Keeping them safe, protected, healthy, and up-to-date on their medical records is highly recommended.

There is a serious illness that has been found in Michigan that has been linked to the deaths of thirty dogs. That mystery illness has now been linked to a disease known as canine parvovirus.

Related Story: Testing finds illness sickening Michigan dogs is parvovirus

Duluth Veterinary Hospital Co-Owner and veterinarian Dr. Kristi Dank; shares some of the research she has done and explains how all these dogs had one thing in common.

“All the dogs did technically have parvo. It was tricking veterinarians at first; because they were testing negative with some of the in-house tests that we can do. But, we can get false negatives with those tests. So when they did some additional more advanced testing, they were able to confirm that all the dogs did have parvo and all of the dogs were not fully vaccinated against parvo too.”

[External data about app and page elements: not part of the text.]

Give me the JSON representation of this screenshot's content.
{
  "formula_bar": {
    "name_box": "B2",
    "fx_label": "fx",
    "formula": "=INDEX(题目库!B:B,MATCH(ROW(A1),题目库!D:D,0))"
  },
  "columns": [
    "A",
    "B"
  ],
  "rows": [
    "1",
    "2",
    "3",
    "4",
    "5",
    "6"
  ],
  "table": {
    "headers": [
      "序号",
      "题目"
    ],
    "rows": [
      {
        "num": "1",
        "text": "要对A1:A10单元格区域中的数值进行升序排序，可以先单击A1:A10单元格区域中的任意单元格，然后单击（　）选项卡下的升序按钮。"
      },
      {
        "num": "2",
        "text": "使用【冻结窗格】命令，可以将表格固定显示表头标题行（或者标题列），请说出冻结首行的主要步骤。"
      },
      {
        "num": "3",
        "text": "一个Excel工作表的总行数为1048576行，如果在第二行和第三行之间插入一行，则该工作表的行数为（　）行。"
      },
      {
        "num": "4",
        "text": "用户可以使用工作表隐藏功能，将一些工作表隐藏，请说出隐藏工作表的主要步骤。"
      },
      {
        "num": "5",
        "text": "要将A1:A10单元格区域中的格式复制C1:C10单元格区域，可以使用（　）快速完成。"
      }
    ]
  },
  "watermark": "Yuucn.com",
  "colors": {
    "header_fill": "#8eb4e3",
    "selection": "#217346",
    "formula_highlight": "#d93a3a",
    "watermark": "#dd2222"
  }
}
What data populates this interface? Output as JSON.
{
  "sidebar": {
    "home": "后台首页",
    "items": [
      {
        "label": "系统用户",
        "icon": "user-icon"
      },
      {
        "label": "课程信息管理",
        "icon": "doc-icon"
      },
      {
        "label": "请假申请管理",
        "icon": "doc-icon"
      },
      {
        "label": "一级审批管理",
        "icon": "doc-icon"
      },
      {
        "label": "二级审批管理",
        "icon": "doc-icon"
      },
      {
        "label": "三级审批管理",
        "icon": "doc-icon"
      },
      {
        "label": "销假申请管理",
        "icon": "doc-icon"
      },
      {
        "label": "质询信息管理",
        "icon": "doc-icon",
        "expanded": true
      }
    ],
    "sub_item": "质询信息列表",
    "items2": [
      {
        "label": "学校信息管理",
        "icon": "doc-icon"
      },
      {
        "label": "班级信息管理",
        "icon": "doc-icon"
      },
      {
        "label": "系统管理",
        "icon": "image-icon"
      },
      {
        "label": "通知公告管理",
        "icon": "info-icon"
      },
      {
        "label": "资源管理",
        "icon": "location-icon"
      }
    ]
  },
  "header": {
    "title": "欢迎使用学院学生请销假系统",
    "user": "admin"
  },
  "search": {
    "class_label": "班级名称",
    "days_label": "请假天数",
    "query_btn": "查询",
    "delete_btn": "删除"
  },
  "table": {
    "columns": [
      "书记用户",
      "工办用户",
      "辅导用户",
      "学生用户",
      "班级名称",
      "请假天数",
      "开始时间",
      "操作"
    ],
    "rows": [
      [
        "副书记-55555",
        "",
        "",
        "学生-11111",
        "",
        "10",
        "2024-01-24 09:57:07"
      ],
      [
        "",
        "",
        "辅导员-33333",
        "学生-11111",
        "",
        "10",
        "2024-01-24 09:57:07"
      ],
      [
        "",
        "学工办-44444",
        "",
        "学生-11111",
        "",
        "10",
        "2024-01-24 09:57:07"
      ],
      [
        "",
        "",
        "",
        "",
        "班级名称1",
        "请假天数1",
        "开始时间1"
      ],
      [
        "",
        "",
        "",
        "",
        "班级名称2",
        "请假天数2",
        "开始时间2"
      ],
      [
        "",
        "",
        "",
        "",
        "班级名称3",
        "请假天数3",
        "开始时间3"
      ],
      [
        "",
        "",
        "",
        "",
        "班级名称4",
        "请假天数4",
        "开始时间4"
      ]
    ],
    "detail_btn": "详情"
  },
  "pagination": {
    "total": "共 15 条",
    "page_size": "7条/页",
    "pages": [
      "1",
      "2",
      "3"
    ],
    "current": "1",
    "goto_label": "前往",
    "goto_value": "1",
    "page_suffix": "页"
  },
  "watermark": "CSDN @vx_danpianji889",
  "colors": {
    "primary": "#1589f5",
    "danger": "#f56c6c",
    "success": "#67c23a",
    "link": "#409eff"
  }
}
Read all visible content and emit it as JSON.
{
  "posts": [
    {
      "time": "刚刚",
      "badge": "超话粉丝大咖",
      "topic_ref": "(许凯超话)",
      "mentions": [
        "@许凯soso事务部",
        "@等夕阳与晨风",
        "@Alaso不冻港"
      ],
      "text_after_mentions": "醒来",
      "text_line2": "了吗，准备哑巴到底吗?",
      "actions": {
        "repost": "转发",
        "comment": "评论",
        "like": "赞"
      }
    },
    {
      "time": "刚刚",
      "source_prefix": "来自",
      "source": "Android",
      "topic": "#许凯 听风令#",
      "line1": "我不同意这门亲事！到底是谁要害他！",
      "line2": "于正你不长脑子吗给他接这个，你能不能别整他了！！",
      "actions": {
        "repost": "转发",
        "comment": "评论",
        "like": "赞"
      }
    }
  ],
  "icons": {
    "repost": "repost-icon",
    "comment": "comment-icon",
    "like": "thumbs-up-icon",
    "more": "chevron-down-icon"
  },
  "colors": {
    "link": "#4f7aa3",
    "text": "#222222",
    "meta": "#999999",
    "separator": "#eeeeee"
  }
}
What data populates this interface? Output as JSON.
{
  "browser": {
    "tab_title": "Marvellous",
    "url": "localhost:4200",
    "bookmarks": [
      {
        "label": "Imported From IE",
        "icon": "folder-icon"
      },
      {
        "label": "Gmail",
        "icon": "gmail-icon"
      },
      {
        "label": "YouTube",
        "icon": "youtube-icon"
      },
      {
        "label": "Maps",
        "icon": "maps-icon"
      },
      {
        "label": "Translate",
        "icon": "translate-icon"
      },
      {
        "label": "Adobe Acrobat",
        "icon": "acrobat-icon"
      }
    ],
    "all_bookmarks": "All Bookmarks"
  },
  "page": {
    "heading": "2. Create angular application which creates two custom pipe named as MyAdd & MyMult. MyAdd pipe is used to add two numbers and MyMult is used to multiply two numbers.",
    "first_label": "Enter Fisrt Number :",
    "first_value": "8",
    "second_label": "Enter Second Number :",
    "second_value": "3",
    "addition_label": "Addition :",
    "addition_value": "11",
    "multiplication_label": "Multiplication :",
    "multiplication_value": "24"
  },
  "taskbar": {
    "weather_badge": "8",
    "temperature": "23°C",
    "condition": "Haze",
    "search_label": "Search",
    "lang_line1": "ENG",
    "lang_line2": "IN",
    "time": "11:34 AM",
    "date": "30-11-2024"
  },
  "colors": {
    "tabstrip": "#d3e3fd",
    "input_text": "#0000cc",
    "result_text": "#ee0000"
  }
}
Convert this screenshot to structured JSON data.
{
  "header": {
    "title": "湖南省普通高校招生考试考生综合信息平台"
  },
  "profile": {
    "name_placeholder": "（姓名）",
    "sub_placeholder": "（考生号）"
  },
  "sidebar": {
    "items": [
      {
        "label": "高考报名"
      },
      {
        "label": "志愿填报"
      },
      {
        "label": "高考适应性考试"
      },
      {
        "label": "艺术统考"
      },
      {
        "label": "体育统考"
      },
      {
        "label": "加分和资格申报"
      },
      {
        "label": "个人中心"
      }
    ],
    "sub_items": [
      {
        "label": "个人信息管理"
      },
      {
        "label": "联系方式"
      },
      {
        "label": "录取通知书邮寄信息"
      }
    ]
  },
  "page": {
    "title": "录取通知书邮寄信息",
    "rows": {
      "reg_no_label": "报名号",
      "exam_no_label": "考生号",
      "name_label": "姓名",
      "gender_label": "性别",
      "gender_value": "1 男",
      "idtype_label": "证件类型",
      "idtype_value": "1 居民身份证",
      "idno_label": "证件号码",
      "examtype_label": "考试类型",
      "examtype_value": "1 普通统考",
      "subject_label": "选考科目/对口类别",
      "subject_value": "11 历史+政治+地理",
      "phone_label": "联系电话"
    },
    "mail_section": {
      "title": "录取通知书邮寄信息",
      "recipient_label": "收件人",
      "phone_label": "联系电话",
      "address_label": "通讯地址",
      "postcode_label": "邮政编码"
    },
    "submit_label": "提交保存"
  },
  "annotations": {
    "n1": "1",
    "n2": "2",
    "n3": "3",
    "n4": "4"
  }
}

Dr. Dank says that if your dog is fully vaccinated, it will be much safer if they happen to come in contact with the virus.

WDIO spoke with a dog owner, Chris Olson, as he explains his reasonings for making sure; his dog, Wally, stays safe.

“Keeping my dog healthy is number one. You know he is my friend, my family, my brother. I want to keep him in good shape and make sure he doesn’t die on me too soon. You know, I have had dogs live up to, like, 17 years and in my captivity and you know, and keep from other dogs getting illnesses.”

This disease is pretty transmissible from dog to dog and can spread easily.

“It is one of the most contagious viruses we have for dogs. The main way it spreads is with feces that get on different surfaces. So it can be on a person, or it could be on an article of clothing or on the ground. If another dog comes in contact and ends up ingesting some of those particles, then they come down with the virus,” mentioned Dr. Dank.

Once a dog catches the virus, Dr. Dank describes a few symptoms that will start to show.

“Vomiting and diarrhea, and it can be so severe with the vomiting and diarrhea that they can end up extremely dehydrated, and that is where they get super sick as they are so dehydrated. But parvo can also attack the bone marrow in the body, and the dogs can end up with low white blood cell count.”

“So their immune system is not adequate so they can end up dying from secondary bacteria in their intestines because they don’t have an immune system to kind of keep it in check. Their immune system is not adequate, so they can end up dying from secondary bacteria in their intestines. Since they don’t have an immune system to kind of keep it in check.”

It is recommended that dogs get the vaccine once they are about six weeks of age. Once the dog is 16 weeks old and gets that round of virus protection, it is good for about a year.